Pioneering journalist Davis, writing with Haddock, tells her fascinating story in this highly readable memoir. Davis grew up hand to mouth in Louisiana and then Oakland. Unable to afford college, she began writing for African American publications and later moved to radio and local television news. Despite resistance at every turn because of her race and gender, her fame and influence grew with each career move. Davis covered the defining events of her time and place, including the Berkeley protests of the late 1960s, Jim Jones and the massacre at Jonestown, the Harvey Milk/George Moscone shootings, and the rise of AIDS. She took reporting trips to Cuba, Israel, and East Africa. She also managed to raise two children, promote innumerable causes, and cultivate friendships with an impressive list of celebrities.

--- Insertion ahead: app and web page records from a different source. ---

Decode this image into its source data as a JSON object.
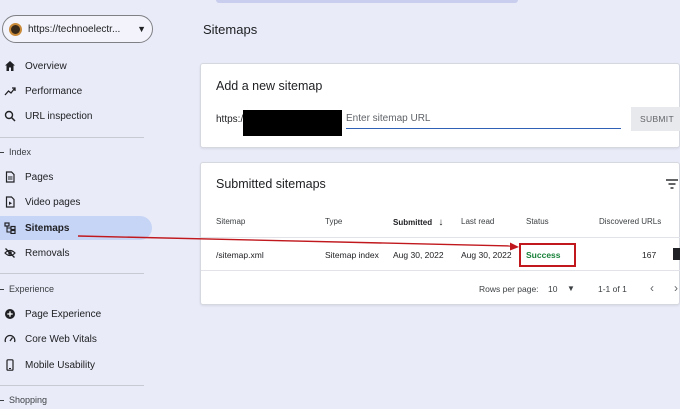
{
  "property": {
    "url": "https://technoelectr...",
    "caret": "▼"
  },
  "nav": {
    "overview": "Overview",
    "performance": "Performance",
    "url_inspection": "URL inspection",
    "section_index": "Index",
    "pages": "Pages",
    "video_pages": "Video pages",
    "sitemaps": "Sitemaps",
    "removals": "Removals",
    "section_experience": "Experience",
    "page_experience": "Page Experience",
    "core_web_vitals": "Core Web Vitals",
    "mobile_usability": "Mobile Usability",
    "section_shopping": "Shopping"
  },
  "page_title": "Sitemaps",
  "add_card": {
    "title": "Add a new sitemap",
    "prefix": "https:/",
    "input_placeholder": "Enter sitemap URL",
    "submit_label": "SUBMIT"
  },
  "list_card": {
    "title": "Submitted sitemaps",
    "headers": {
      "sitemap": "Sitemap",
      "type": "Type",
      "submitted": "Submitted",
      "sort_arrow": "↓",
      "last_read": "Last read",
      "status": "Status",
      "discovered": "Discovered URLs"
    },
    "rows": [
      {
        "sitemap": "/sitemap.xml",
        "type": "Sitemap index",
        "submitted": "Aug 30, 2022",
        "last_read": "Aug 30, 2022",
        "status": "Success",
        "discovered": "167"
      }
    ],
    "pager": {
      "rows_label": "Rows per page:",
      "rows_value": "10",
      "range": "1-1 of 1",
      "prev": "‹",
      "next": "›"
    }
  },
  "colors": {
    "background": "#e9ebf8",
    "active_nav": "#c6d4f5",
    "status_success": "#188038",
    "annotation": "#c0181d",
    "input_underline": "#2f62b7"
  }
}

While Davis is justifiably proud of her achievements, her lack of a college education and her feelings of inadequacy as a mother continue to haunt her. VERDICT Davis is an engaging, likable personality with an inspiring story. Recommended for any reader interested in journalism, history, or gender and race relations in the United States.—David Gibbs, Georgetown Univ. Lib., Washington, DC.
Davis, Belva with Victoria Haddock. Never in My Wildest Dreams: A Black Woman’s Life in Journalism. PoliPoint. Feb. 2011. c.249p. photogs. ISBN 9781936227068. $24.95. COMM